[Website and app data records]
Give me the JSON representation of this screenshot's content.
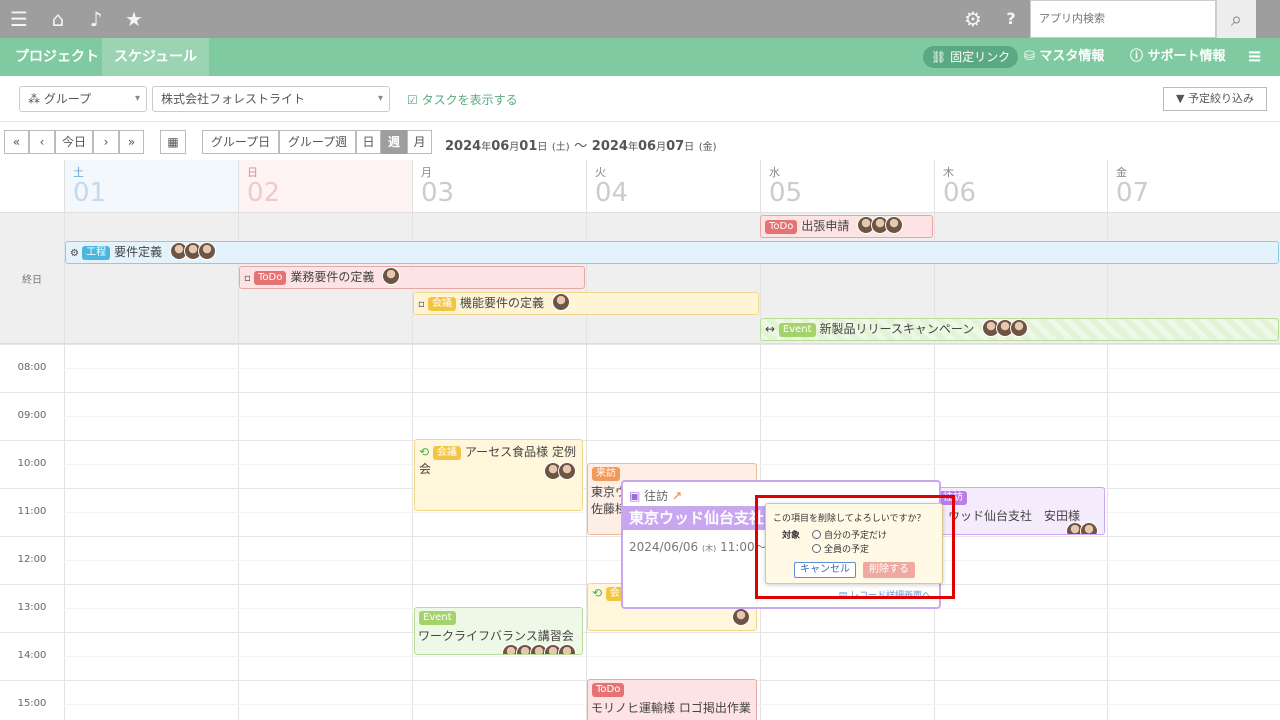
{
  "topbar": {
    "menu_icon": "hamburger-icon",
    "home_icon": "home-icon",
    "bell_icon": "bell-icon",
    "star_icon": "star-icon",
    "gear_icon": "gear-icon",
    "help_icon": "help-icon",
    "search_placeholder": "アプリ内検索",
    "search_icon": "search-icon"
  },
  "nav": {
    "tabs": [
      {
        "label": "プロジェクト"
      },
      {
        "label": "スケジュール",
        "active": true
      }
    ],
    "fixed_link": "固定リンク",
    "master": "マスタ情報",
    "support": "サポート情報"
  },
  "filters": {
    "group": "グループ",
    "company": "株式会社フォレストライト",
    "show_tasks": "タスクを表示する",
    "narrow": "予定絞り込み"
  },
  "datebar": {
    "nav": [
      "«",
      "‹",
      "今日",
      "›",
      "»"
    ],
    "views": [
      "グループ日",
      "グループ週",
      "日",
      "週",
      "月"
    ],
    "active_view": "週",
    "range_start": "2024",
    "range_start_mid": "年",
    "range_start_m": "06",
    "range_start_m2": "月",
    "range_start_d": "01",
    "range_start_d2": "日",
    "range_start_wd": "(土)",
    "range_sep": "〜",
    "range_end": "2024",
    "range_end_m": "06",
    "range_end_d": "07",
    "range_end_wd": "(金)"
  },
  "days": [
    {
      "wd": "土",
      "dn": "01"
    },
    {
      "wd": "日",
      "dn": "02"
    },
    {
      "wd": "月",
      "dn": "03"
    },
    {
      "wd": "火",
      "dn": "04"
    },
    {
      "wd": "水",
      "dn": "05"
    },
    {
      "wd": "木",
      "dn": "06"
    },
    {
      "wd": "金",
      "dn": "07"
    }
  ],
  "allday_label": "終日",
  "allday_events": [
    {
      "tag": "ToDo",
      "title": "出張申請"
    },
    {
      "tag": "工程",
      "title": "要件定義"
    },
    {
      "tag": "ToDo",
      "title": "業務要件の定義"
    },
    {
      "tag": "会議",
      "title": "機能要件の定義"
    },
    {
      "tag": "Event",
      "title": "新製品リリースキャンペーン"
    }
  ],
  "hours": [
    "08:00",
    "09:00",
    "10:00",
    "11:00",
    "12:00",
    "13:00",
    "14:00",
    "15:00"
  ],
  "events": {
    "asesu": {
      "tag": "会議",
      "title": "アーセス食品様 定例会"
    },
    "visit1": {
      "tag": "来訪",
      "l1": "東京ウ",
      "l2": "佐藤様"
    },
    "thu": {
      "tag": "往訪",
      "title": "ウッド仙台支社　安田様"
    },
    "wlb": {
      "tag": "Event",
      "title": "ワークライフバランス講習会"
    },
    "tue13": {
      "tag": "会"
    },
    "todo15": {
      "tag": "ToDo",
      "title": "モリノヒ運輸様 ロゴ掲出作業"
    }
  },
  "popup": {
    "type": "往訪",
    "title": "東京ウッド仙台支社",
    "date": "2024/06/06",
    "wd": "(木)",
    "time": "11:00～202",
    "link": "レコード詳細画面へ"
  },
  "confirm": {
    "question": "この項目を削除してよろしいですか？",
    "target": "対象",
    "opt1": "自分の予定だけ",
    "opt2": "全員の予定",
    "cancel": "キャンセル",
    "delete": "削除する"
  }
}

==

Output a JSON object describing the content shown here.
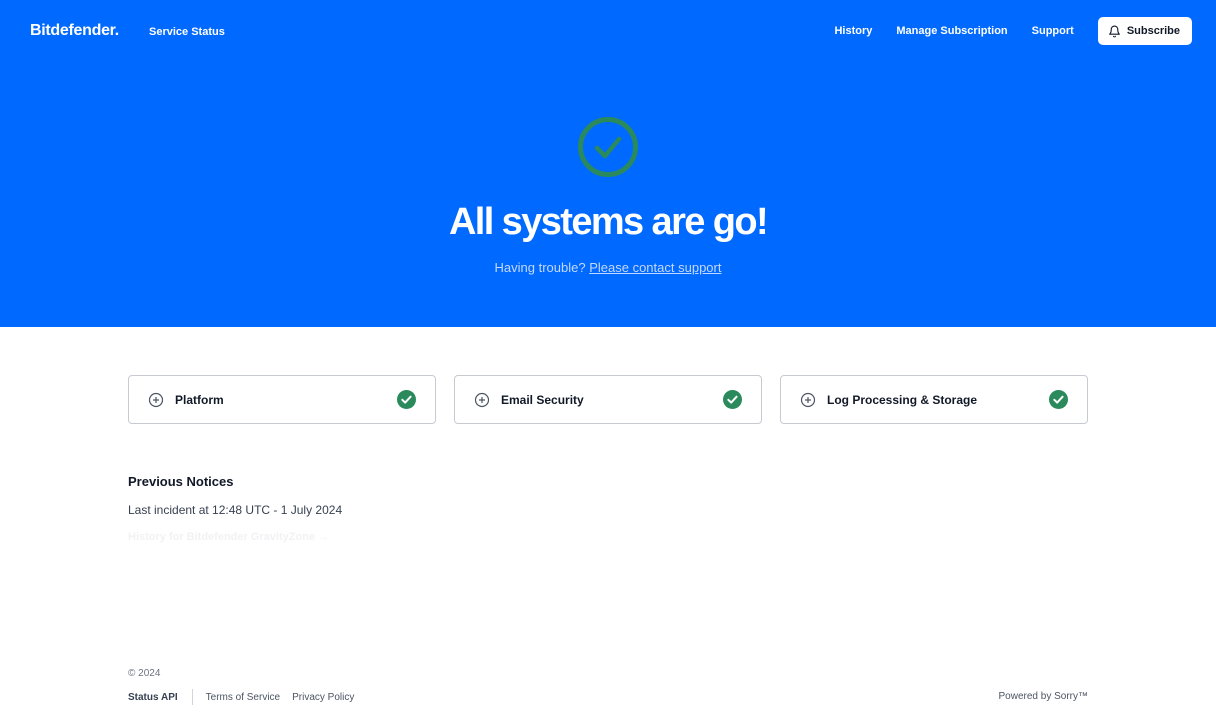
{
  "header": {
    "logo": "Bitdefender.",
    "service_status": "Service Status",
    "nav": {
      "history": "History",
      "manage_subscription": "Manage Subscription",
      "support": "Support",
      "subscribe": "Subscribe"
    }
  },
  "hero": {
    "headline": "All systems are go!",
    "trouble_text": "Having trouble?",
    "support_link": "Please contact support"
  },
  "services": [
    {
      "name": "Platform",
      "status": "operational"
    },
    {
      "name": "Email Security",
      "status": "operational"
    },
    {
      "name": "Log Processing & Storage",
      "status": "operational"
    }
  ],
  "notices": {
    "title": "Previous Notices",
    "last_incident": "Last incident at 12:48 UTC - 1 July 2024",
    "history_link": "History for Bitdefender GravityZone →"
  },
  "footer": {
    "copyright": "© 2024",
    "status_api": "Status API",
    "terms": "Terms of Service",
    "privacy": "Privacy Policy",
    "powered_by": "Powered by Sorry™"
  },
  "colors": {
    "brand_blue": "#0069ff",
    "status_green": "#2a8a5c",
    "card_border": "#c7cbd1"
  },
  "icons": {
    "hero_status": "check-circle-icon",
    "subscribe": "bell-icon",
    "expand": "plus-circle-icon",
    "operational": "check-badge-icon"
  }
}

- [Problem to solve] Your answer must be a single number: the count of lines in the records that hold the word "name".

- [Response to the exercise] 3